P1400735smP1400750smFree tea  was on offer at platform 3, but we decided to head on to our next visit, The Polish Centre.
P1400773smOriginally the Town Hall the Polish Centre sits on High Street south of the river where the town centre originally was before the town spread northwards across the River Leam. The building housed meeting rooms, a ballroom, magistrates court, police station and cells.
P1400769smP1400771smA lot of the building was built with Queen Victoria in mind. A small balcony was constructed at the front of the building where her short stature catered for with the view of a smart building opposite, high window frame so she wouldn’t have to see the poor people who’d come to see her. However she never visited.
P1400768smWhen the Town Hall was moved to the Parade north of the river the building was taken over by the police. Most of the interior was gutted to make better use of the space for offices, the ballroom was split in half height wise and only the main staircase remains as an original feature. Eventually in 1968 the building was sold to the Polish Catholic Mission, Monsignor Jozef Golab loaned his own money for the purchase, funds he received after successfully suing the German Government for the years he’d spent in concentration camps during WW2.
Much of the building is now rented out as a dance school, the top part of the old ballroom now being the chapel for the Polish community of Leamington.
P1400766smWe had a very warm welcome with tea and coffee and some very tasty looking cakes before we were given the full history of the building and the Polish community. I think we could have spent all weekend drinking tea and eating cake at various locations around town.
P1400774smBack at Oleanna we decided to move to give our second mate some quality time ashore.

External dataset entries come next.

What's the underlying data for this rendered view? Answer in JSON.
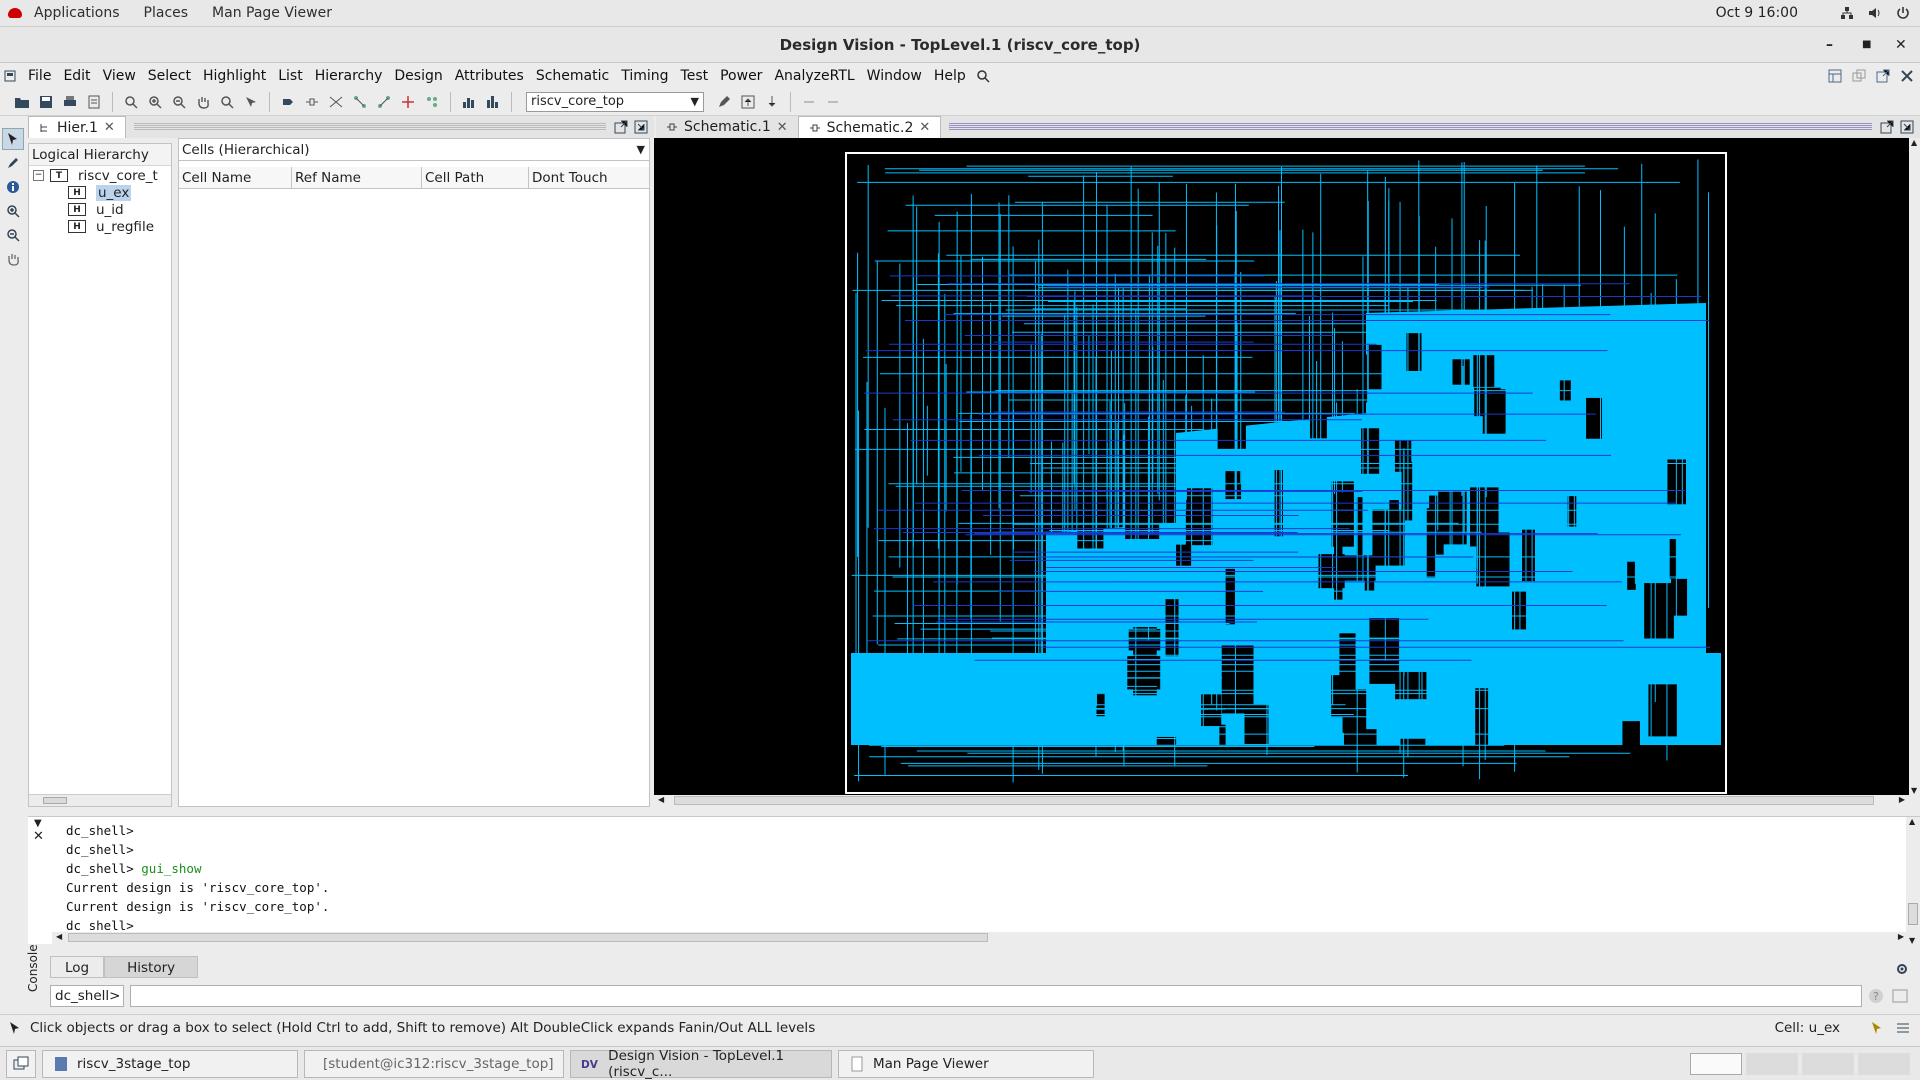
{
  "topbar": {
    "applications": "Applications",
    "places": "Places",
    "app_name": "Man Page Viewer",
    "clock": "Oct 9  16:00"
  },
  "window": {
    "title": "Design Vision - TopLevel.1 (riscv_core_top)"
  },
  "menu": {
    "items": [
      "File",
      "Edit",
      "View",
      "Select",
      "Highlight",
      "List",
      "Hierarchy",
      "Design",
      "Attributes",
      "Schematic",
      "Timing",
      "Test",
      "Power",
      "AnalyzeRTL",
      "Window",
      "Help"
    ]
  },
  "toolbar": {
    "design_select_value": "riscv_core_top"
  },
  "hier": {
    "tab_label": "Hier.1",
    "logical_title": "Logical Hierarchy",
    "tree": [
      {
        "badge": "T",
        "label": "riscv_core_t",
        "level": 0
      },
      {
        "badge": "H",
        "label": "u_ex",
        "level": 1
      },
      {
        "badge": "H",
        "label": "u_id",
        "level": 1
      },
      {
        "badge": "H",
        "label": "u_regfile",
        "level": 1
      }
    ],
    "cells_dropdown": "Cells (Hierarchical)",
    "columns": [
      "Cell Name",
      "Ref Name",
      "Cell Path",
      "Dont Touch"
    ]
  },
  "schematic": {
    "tabs": [
      "Schematic.1",
      "Schematic.2"
    ],
    "active_tab": "Schematic.2",
    "colors": {
      "background": "#000000",
      "wires": "#00bfff",
      "border": "#ffffff"
    }
  },
  "console": {
    "lines": [
      {
        "prompt": "dc_shell>",
        "cmd": ""
      },
      {
        "prompt": "dc_shell>",
        "cmd": ""
      },
      {
        "prompt": "dc_shell>",
        "cmd": "gui_show"
      },
      {
        "prompt": "",
        "cmd": "",
        "out": "Current design is 'riscv_core_top'."
      },
      {
        "prompt": "",
        "cmd": "",
        "out": "Current design is 'riscv_core_top'."
      },
      {
        "prompt": "dc_shell>",
        "cmd": ""
      }
    ],
    "tabs": [
      "Log",
      "History"
    ],
    "selected_tab": "History",
    "side_label": "Console",
    "prompt_label": "dc_shell>",
    "input_value": ""
  },
  "status": {
    "message": "Click objects or drag a box to select (Hold Ctrl to add, Shift to remove) Alt DoubleClick expands Fanin/Out ALL levels",
    "cell": "Cell: u_ex"
  },
  "taskbar": {
    "items": [
      {
        "label": "riscv_3stage_top",
        "icon": "folder-icon"
      },
      {
        "label": "[student@ic312:riscv_3stage_top]",
        "icon": "terminal-icon"
      },
      {
        "label": "Design Vision - TopLevel.1 (riscv_c...",
        "icon": "dv-icon"
      },
      {
        "label": "Man Page Viewer",
        "icon": "document-icon"
      }
    ],
    "active": 2
  }
}
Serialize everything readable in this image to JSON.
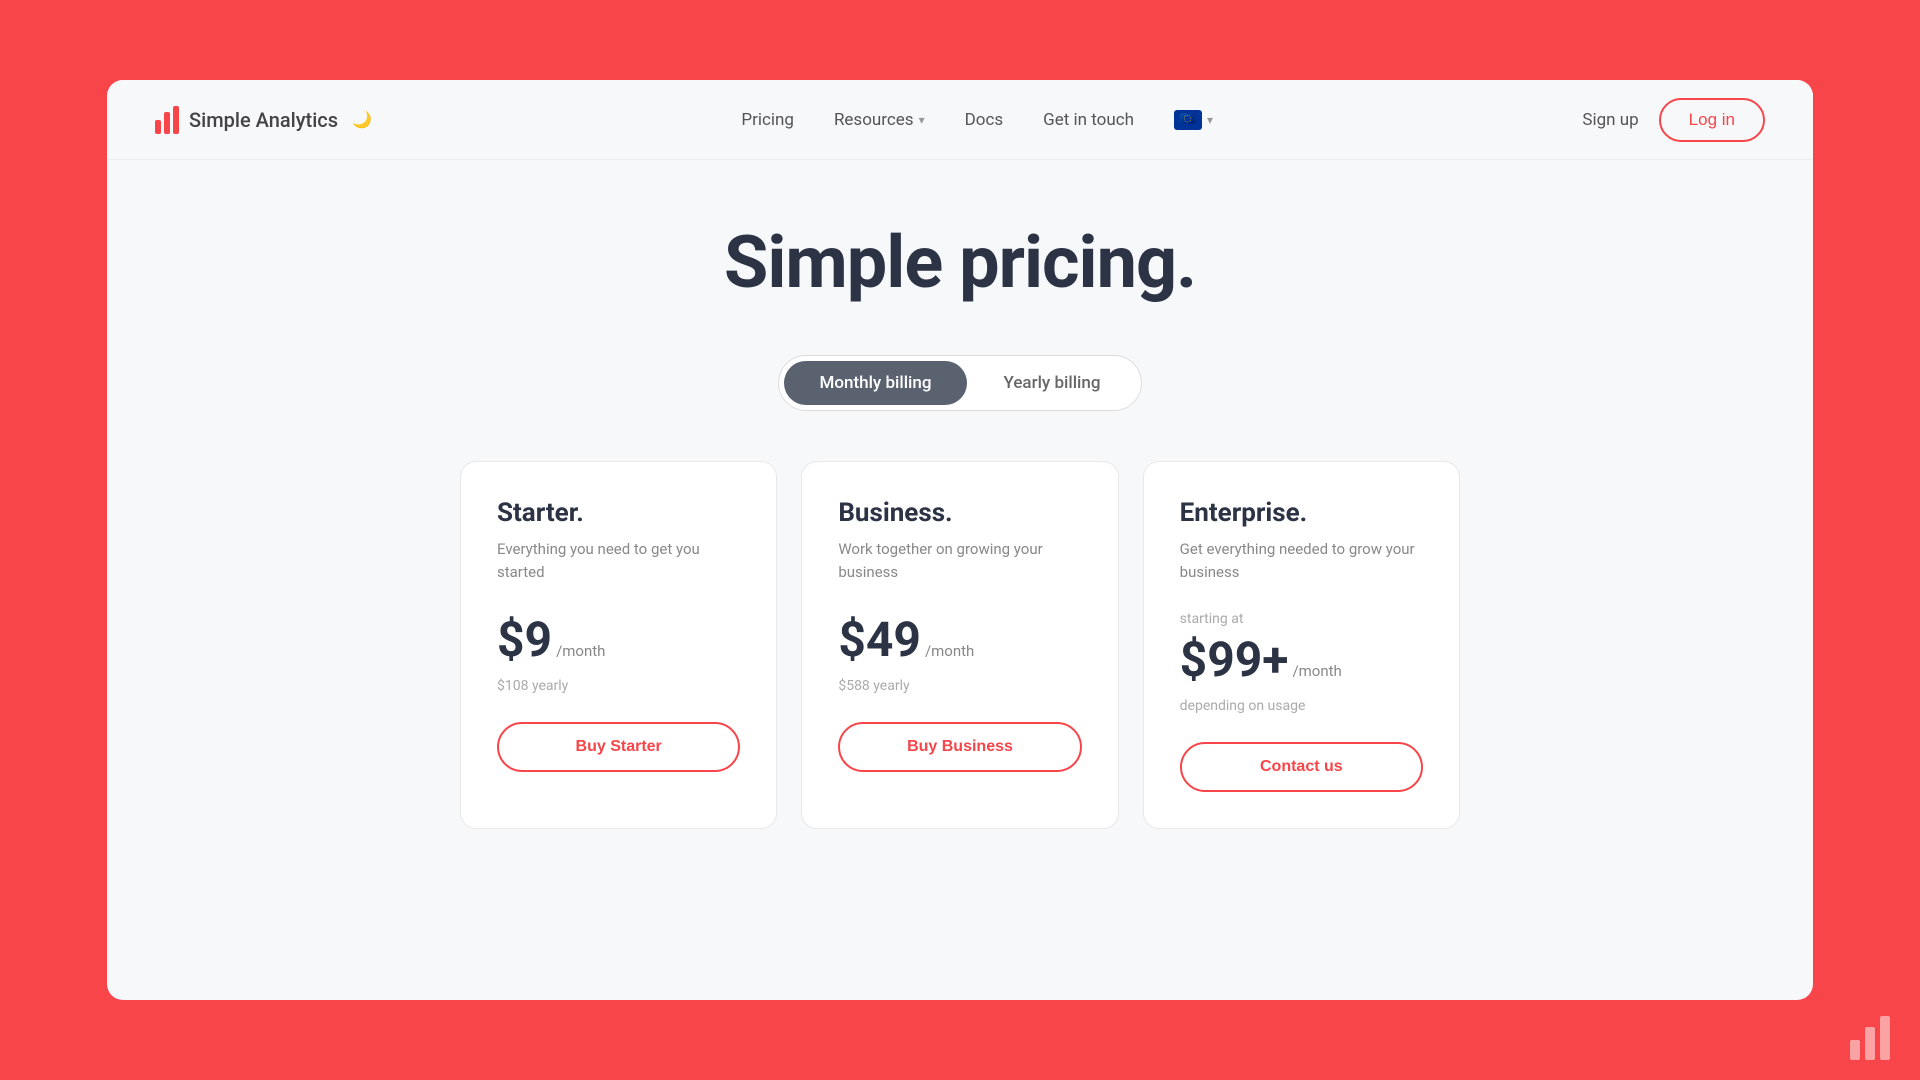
{
  "background_color": "#f7454a",
  "logo": {
    "text": "Simple Analytics",
    "moon": "🌙"
  },
  "nav": {
    "links": [
      {
        "label": "Pricing",
        "has_dropdown": false
      },
      {
        "label": "Resources",
        "has_dropdown": true
      },
      {
        "label": "Docs",
        "has_dropdown": false
      },
      {
        "label": "Get in touch",
        "has_dropdown": false
      }
    ],
    "eu_label": "🇪🇺",
    "sign_up": "Sign up",
    "log_in": "Log in"
  },
  "hero": {
    "title": "Simple pricing."
  },
  "billing_toggle": {
    "monthly": "Monthly billing",
    "yearly": "Yearly billing"
  },
  "plans": [
    {
      "name": "Starter.",
      "description": "Everything you need to get you started",
      "starting_at": "",
      "price": "$9",
      "period": "/month",
      "yearly": "$108 yearly",
      "depending": "",
      "button": "Buy Starter"
    },
    {
      "name": "Business.",
      "description": "Work together on growing your business",
      "starting_at": "",
      "price": "$49",
      "period": "/month",
      "yearly": "$588 yearly",
      "depending": "",
      "button": "Buy Business"
    },
    {
      "name": "Enterprise.",
      "description": "Get everything needed to grow your business",
      "starting_at": "starting at",
      "price": "$99+",
      "period": "/month",
      "yearly": "",
      "depending": "depending on usage",
      "button": "Contact us"
    }
  ]
}
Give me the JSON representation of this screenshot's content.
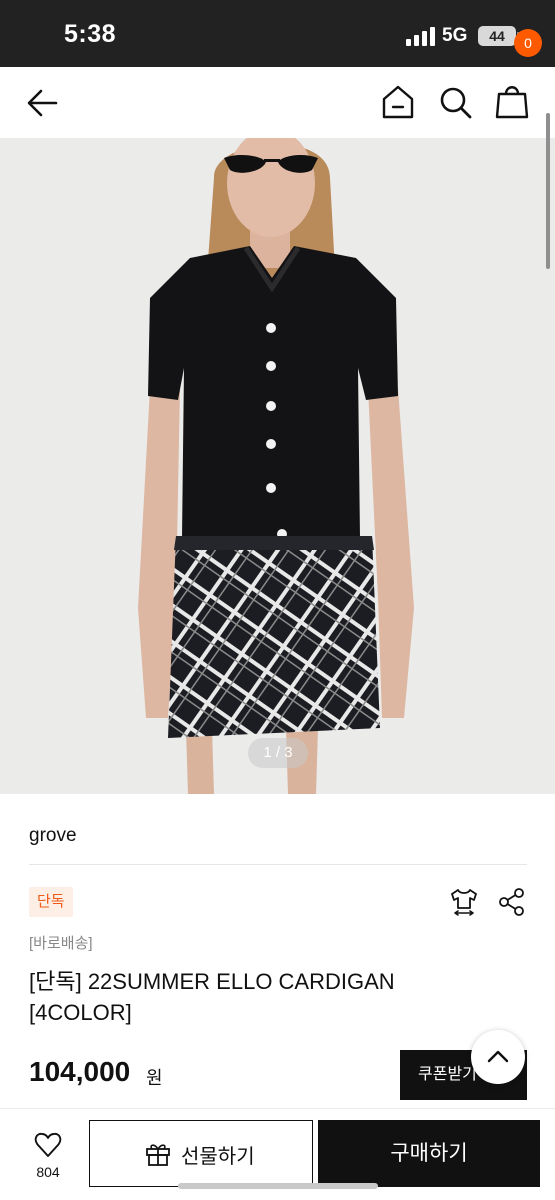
{
  "status_bar": {
    "time": "5:38",
    "network": "5G",
    "battery": "44"
  },
  "header": {
    "back_icon": "arrow-left-icon",
    "home_icon": "home-icon",
    "search_icon": "search-icon",
    "cart_icon": "shopping-bag-icon",
    "cart_count": "0",
    "accent_color": "#ff5a00"
  },
  "gallery": {
    "page_indicator": "1 / 3"
  },
  "product": {
    "brand": "grove",
    "exclusive_badge": "단독",
    "shipping_label": "[바로배송]",
    "title": "[단독] 22SUMMER ELLO CARDIGAN [4COLOR]",
    "price": "104,000",
    "price_unit": "원",
    "size_icon": "tshirt-size-icon",
    "share_icon": "share-icon"
  },
  "actions": {
    "coupon_label": "쿠폰받기",
    "scroll_top_icon": "chevron-up-icon",
    "like_count": "804",
    "gift_label": "선물하기",
    "buy_label": "구매하기"
  }
}
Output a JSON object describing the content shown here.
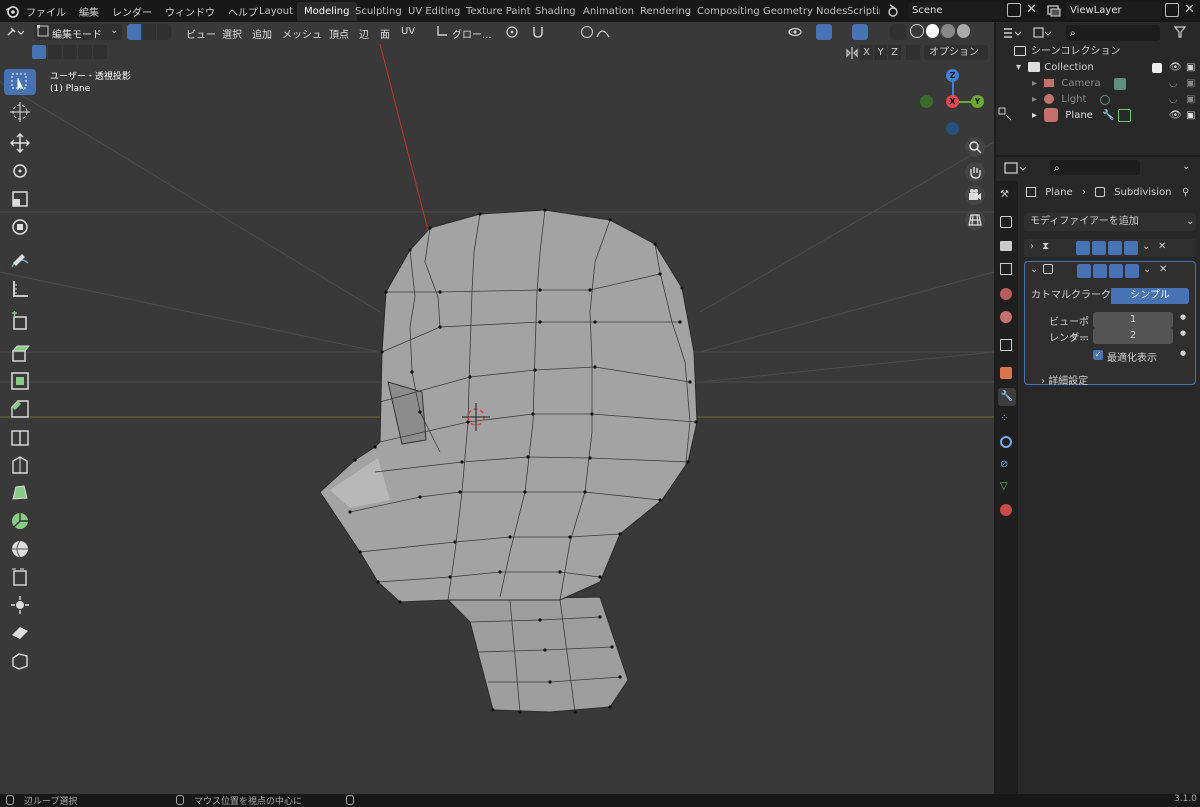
{
  "topbar": {
    "menus": [
      "ファイル",
      "編集",
      "レンダー",
      "ウィンドウ",
      "ヘルプ"
    ],
    "workspaces": [
      "Layout",
      "Modeling",
      "Sculpting",
      "UV Editing",
      "Texture Paint",
      "Shading",
      "Animation",
      "Rendering",
      "Compositing",
      "Geometry Nodes",
      "Scriptir"
    ],
    "active_workspace": "Modeling",
    "scene": "Scene",
    "viewlayer": "ViewLayer"
  },
  "viewport_header": {
    "mode": "編集モード",
    "menus": [
      "ビュー",
      "選択",
      "追加",
      "メッシュ",
      "頂点",
      "辺",
      "面",
      "UV"
    ],
    "transform_orient": "グロー...",
    "options": "オプション",
    "axes": [
      "X",
      "Y",
      "Z"
    ]
  },
  "viewport": {
    "view_label": "ユーザー・透視投影",
    "object_label": "(1) Plane",
    "gizmo": {
      "x": "X",
      "y": "Y",
      "z": "Z"
    }
  },
  "outliner": {
    "title": "シーンコレクション",
    "collection": "Collection",
    "items": [
      {
        "name": "Camera"
      },
      {
        "name": "Light"
      },
      {
        "name": "Plane"
      }
    ]
  },
  "properties": {
    "object": "Plane",
    "modifier": "Subdivision",
    "add_modifier": "モディファイアーを追加",
    "mod": {
      "tabs": [
        "カトマルクラーク",
        "シンプル"
      ],
      "active_tab": "シンプル",
      "viewport_label": "ビューポー...",
      "viewport_value": "1",
      "render_label": "レンダー",
      "render_value": "2",
      "optimal": "最適化表示",
      "advanced": "詳細設定"
    }
  },
  "status": {
    "left": "辺ループ選択",
    "middle": "マウス位置を視点の中心に",
    "version": "3.1.0"
  },
  "colors": {
    "accent": "#4772b3",
    "x_axis": "#e0474e",
    "y_axis": "#6aaa2d",
    "z_axis": "#3d82d6",
    "mesh": "#a3a3a3"
  }
}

She really hadn’t liked it here and watching the rats on the off side had become boring. So we pushed off as soon as we could and made our way back out of town mooring up by Radford Semele for the night. Once our grid reference was noted and the trip computer turned off the back doors were opened and Tilly disappeared straight through the sideways trees. A much happier cat now.
DSCF7121sm0 locks, 1.22 miles, 4 more Heritage day venues, 3 gardens, 1 pump room, 1 station, 1 evergreen engine, 2 terraced gardens, 1 ex town hall, 4 pairs pants returned, 2 chilled medications, 1 roast chicken, 1 curry, 1 happy cat in the undergrowth.